1930 Cadillac V16 Phaeton Series 452

In early 1930, Cadillac surprised the Automotive World by unveiling the industry’s first V16 engine. The newly designed V16 featured sixteen cylinders, overhead valves with hydraulic lifters, 453 cu.in. displacement and rated at 165 HP. It could deliver 8 miles to a gallon of gasoline, with a cruise speed of 70 mph and a top speed of 90 mph. The early Cadillac V16’s were bodied by Fleetwood, a Pennsylvania firm with a record of prestige auto body installations which was acquired by the General Motors, Fisher Body Division in the 1925 model year. In the middle of 1930 the Fleetwood shop was closed and moved to Detroit, Michigan.

1930 American Austin Bantam

Mistakenly called the Austin Bantam by many automotive authorities, the small vehicles built in Butler, Pennsylvania during the 1930s were actually called the American Austin.

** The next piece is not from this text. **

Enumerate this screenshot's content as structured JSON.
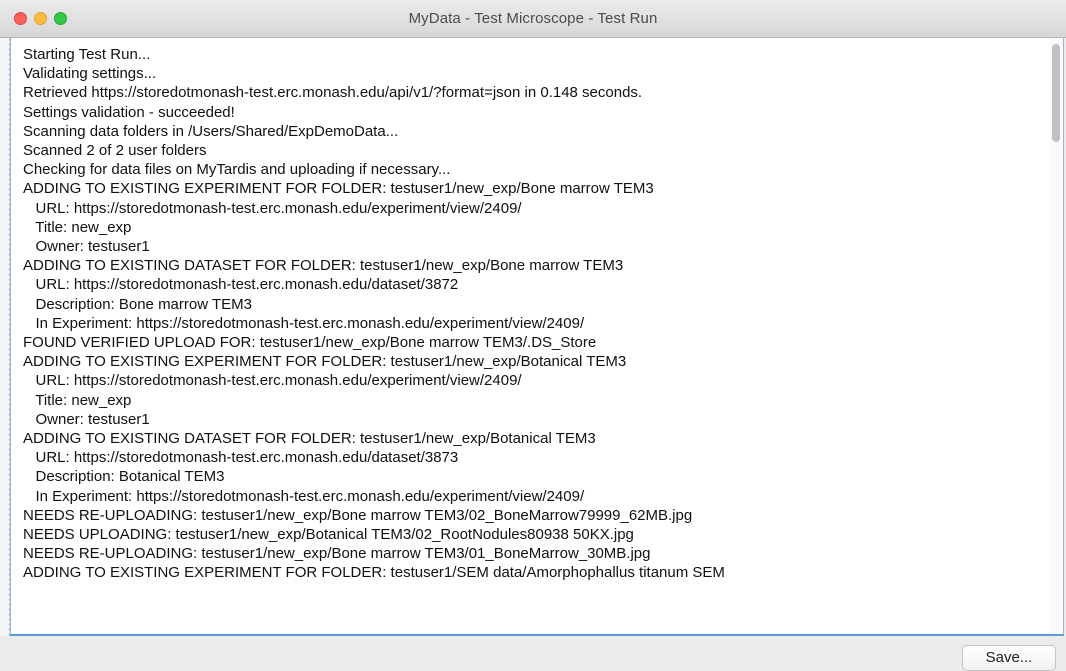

Introduced in late 1929, just before the start of the Great Depression, the new and economical little four cylinder automobile seemed like a great idea as America began to enter the Great Depression. The first American Austin Bantam’s built in early 1930 were actually assembled on British Austin 7 chassis and measured sixteen inches narrower and twenty eight inches shorter than any other vehicle built in America.

1929 Durant

Durant Motors, Inc. was organized in 1921 as a $5,000,000 company with more stockholders than any other company except American Telephone & Telegraph. It was founded by William Crapo Durant, one of the most spectacular and colorful entrepreneurs in American automobile history. Durant had previously founded General Motors and lost it twice. Within two years of founding Durant Motors, it had a variety of brands including the Durant, Star, Flint and Eagle, all rivaling the range offered by GM.

1929 – Stutz Model M 2 Passenger Speedster with Rumble Seat, Coachwork by Le Baron

The 1929 Stutz line was the last designed under the leadership of Frank Moskovics and they are a tribute to his sense of style, performance and advances in automobile design, features and production. The Model M formed the core of the 1929 Stutz line. Powered by a 322 cubic inch overhead valve inline eight cylinder engine with a dual throat carburetor that was advertised as 113 horsepower, it had abundant low speed torque, peaking at 226 ft-lb at 1600 rpm. Powerful enough to give great performance with heavy sedan and even formal bodywork, in a lightweight two-seater like this Le Baron bodied cutdown door ‘2-Passenger Speedster with Rumble Seat’ it recalled the legendary Bearcat in both style and performance. This 1929 Stutz Model M 2-Passenger Speedster with Rumble Seat is a gorgeous car. It was acquired from the McGowan brothers in Connecticut (who may have bought it from legendary Stutz collector A.K. Miller in Vermont) in 1992 by Fred and David Weber in St. Louis and restored by them.